= Beginning of Section =

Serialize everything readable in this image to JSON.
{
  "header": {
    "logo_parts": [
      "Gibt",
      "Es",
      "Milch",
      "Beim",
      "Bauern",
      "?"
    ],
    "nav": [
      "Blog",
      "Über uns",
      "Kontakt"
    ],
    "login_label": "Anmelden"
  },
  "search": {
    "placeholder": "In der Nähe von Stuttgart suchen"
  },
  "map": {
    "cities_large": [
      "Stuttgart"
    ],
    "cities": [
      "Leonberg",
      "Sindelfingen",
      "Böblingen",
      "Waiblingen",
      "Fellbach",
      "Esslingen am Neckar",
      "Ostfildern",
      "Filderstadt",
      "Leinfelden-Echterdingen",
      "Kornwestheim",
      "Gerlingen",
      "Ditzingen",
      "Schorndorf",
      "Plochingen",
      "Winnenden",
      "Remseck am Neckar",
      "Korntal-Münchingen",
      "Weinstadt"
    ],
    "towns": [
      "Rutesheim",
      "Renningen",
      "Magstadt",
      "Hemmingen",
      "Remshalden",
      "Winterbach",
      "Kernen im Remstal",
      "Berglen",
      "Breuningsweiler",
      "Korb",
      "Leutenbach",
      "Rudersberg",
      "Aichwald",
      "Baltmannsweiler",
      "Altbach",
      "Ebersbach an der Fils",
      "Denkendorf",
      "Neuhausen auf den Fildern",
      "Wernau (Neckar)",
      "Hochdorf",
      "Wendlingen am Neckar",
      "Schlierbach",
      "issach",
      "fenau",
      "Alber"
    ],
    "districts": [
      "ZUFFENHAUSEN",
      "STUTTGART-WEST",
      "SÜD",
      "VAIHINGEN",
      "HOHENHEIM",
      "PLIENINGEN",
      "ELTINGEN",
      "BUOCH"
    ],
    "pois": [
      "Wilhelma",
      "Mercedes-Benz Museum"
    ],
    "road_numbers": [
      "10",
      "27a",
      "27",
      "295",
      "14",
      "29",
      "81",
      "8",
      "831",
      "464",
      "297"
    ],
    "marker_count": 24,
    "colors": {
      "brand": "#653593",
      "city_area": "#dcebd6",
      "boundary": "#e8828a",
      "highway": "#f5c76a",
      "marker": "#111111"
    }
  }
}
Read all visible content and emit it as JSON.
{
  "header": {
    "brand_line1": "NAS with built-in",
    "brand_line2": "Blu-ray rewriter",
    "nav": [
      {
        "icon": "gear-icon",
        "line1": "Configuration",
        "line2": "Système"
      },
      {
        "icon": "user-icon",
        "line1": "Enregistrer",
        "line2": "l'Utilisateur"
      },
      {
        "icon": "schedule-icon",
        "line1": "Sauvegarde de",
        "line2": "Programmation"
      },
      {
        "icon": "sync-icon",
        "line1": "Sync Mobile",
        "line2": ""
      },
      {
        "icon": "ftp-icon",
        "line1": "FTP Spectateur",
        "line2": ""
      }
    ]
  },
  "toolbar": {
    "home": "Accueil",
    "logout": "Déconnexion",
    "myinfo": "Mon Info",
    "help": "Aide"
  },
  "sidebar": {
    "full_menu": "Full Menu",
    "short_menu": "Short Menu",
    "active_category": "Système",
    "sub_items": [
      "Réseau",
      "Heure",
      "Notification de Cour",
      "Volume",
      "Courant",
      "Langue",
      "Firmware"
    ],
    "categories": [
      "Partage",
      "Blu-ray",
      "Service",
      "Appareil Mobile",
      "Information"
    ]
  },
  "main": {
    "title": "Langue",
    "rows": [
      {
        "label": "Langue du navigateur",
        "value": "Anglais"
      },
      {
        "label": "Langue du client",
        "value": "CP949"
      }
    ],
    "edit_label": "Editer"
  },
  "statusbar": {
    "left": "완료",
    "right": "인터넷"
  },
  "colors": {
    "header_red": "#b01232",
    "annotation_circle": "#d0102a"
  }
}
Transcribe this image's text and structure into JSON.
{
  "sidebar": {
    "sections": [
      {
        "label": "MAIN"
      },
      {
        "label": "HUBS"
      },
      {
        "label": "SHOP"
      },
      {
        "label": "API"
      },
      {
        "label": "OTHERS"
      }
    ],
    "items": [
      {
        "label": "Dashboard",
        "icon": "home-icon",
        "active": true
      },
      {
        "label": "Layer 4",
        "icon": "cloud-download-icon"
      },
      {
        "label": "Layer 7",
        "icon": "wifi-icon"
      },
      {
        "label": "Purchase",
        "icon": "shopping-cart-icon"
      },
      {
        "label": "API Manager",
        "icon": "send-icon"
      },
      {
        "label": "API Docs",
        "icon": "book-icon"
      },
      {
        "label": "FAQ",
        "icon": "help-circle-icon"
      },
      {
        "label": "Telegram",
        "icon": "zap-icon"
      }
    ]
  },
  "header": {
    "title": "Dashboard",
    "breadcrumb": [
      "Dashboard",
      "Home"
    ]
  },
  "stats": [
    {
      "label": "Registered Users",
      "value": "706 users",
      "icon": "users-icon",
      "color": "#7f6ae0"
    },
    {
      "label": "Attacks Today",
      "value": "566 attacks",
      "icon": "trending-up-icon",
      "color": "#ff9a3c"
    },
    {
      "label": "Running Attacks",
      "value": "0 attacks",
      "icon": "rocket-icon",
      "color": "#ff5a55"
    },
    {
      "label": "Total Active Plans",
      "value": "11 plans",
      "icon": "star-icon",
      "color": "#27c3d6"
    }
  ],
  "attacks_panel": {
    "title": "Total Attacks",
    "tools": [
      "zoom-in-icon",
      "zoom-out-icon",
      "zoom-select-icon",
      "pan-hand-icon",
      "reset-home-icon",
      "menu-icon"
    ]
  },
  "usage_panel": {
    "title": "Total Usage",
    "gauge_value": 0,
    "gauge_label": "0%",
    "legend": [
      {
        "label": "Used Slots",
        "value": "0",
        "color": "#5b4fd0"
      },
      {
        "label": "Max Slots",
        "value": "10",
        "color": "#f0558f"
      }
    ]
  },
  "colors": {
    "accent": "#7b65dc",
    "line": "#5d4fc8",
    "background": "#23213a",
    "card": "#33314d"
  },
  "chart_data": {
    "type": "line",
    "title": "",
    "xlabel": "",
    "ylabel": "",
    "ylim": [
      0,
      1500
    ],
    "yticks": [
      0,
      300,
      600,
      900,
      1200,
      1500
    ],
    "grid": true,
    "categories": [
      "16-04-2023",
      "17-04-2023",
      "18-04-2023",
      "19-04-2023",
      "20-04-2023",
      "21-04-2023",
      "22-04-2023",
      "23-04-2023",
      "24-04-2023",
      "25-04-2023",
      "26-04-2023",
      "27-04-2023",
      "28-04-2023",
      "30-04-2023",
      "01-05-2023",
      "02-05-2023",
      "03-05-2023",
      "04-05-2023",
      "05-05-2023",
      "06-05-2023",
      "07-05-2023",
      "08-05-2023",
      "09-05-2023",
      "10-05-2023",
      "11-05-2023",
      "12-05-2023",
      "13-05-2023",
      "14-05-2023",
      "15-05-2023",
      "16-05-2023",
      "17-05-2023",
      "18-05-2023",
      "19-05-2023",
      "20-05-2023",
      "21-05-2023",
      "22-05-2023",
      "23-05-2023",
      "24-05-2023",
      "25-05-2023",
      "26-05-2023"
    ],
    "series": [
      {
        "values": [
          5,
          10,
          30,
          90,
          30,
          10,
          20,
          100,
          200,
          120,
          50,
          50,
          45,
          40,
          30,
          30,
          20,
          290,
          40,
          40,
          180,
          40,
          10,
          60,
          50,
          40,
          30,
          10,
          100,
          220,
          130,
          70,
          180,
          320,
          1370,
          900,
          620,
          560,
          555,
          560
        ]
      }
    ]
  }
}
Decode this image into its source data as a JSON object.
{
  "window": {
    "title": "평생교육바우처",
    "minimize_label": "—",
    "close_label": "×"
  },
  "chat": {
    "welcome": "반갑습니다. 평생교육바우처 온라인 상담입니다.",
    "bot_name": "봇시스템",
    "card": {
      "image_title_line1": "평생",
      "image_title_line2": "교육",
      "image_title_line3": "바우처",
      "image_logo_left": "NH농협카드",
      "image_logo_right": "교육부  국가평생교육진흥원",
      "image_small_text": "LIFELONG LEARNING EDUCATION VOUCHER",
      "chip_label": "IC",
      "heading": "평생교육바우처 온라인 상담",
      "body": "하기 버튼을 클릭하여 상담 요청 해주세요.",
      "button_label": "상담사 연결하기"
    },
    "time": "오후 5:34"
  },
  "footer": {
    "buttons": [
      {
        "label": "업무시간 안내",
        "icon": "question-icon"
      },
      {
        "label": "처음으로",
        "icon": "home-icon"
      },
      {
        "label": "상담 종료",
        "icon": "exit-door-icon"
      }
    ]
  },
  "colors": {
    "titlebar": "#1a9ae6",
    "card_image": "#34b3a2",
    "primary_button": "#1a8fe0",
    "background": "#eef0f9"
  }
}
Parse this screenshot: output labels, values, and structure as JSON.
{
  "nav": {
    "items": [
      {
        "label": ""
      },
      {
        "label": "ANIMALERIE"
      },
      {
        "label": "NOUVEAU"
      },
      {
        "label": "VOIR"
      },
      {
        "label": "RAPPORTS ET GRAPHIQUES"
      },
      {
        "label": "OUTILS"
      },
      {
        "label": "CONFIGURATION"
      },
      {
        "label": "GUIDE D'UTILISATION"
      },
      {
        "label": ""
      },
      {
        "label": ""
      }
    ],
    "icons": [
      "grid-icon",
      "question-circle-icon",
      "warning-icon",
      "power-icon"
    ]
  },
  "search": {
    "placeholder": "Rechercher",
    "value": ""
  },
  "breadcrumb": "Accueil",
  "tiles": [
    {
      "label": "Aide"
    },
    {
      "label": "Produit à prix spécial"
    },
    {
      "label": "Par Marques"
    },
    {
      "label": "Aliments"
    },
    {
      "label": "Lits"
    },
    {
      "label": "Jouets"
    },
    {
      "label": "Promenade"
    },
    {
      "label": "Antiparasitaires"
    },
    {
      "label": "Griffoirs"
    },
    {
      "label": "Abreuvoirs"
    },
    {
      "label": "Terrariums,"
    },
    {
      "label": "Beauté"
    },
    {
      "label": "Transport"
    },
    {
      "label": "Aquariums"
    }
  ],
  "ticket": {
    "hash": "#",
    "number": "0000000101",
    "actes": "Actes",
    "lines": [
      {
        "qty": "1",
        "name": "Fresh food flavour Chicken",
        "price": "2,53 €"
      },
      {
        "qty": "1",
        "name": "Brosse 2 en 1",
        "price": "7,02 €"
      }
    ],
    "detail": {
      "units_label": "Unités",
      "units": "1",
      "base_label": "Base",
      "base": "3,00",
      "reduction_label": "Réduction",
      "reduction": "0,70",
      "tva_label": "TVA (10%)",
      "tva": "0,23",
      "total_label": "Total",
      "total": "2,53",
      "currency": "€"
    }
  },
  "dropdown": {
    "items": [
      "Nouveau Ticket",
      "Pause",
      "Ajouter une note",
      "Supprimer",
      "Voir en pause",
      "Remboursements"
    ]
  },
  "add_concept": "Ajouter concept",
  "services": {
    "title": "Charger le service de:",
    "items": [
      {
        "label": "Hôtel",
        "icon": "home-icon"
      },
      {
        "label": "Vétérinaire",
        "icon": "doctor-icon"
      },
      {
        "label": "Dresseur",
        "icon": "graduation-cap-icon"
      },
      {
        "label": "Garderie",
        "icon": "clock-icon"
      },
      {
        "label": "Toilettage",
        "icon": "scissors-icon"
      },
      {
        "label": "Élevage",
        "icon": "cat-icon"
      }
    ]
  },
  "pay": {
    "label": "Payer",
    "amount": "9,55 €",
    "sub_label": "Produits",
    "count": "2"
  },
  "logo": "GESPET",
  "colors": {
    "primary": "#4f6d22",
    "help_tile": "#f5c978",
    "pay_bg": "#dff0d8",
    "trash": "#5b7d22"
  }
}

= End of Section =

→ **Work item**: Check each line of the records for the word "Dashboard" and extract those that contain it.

→ **Solved exercise**:
        "label": "Dashboard",
    "title": "Dashboard",
      "Dashboard",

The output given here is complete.